I ached to know more about her, I wanted to know more about her story. Although she never told me her name, I could picture a pretty name for her in my head.
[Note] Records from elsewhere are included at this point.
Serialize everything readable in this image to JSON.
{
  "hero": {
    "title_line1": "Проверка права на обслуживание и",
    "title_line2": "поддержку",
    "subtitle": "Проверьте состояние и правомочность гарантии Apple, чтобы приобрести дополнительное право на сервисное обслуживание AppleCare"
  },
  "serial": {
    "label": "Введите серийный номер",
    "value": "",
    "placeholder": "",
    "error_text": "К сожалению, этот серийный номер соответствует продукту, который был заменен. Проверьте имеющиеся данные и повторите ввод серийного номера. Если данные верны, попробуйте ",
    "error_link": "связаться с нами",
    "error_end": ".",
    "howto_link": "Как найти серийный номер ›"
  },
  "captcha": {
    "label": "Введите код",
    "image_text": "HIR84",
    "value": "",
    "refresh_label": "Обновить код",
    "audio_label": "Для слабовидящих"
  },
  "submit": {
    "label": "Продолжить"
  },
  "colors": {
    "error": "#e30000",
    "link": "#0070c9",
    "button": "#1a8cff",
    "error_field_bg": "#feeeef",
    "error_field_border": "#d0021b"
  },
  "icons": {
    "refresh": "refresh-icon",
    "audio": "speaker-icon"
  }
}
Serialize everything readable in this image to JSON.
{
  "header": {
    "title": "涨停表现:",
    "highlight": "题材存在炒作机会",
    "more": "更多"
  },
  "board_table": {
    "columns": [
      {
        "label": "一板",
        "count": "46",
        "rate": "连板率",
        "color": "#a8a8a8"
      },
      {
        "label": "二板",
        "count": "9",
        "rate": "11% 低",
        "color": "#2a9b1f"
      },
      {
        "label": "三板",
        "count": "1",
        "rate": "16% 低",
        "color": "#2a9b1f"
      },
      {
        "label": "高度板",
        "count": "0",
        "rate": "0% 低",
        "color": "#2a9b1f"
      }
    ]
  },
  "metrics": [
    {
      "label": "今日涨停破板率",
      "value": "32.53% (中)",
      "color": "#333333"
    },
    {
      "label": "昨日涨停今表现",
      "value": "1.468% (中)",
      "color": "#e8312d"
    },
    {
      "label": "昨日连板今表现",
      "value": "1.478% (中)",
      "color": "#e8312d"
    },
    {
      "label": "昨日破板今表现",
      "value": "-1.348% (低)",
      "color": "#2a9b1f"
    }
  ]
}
She didn’t look too old, but the blood stains on her once new clothes, the lacklustre in what once must’ve been beautiful, hazel brown eyes and the sporadic responses to my questions betrayed a long, tiring journey that had brought her here.
Whilst I could still not understand her, there were parts of her that had started forming some shape in my mind.
With her being a part of my every thought, I carried on.
I thought about her while reading a good book, texting a friend and even when washing dishes.
She became a constant thought amongst the muddle in my head.
Gradually, I made some sense of it.
This girl in my dream could be my vision of Karachi; mysterious, dark and hurt.
With the charisma of a lady, the enigma of a silent victim and the tenderness of a loved one, Karachi is what keeps us adventure hungry souls satisfied.
Who likes easy going, happy people who carry their hearts on their sleeves?
Don’t we all crave for the bad person?
The one who’s so close, yet so far away; the one who gives us a little something every once in a while just to keep us on the edge; the one who keeps us begging for more.
She’s what keeps us on our feet, allowing us to mimic her just to have a tweak of that vibrant persona she shows off.
She’s a festival that should be celebrated, because in the end, she’s home.
The views expressed by the writer and the reader comments do not necessarily reflect the views and policies of The Express Tribune.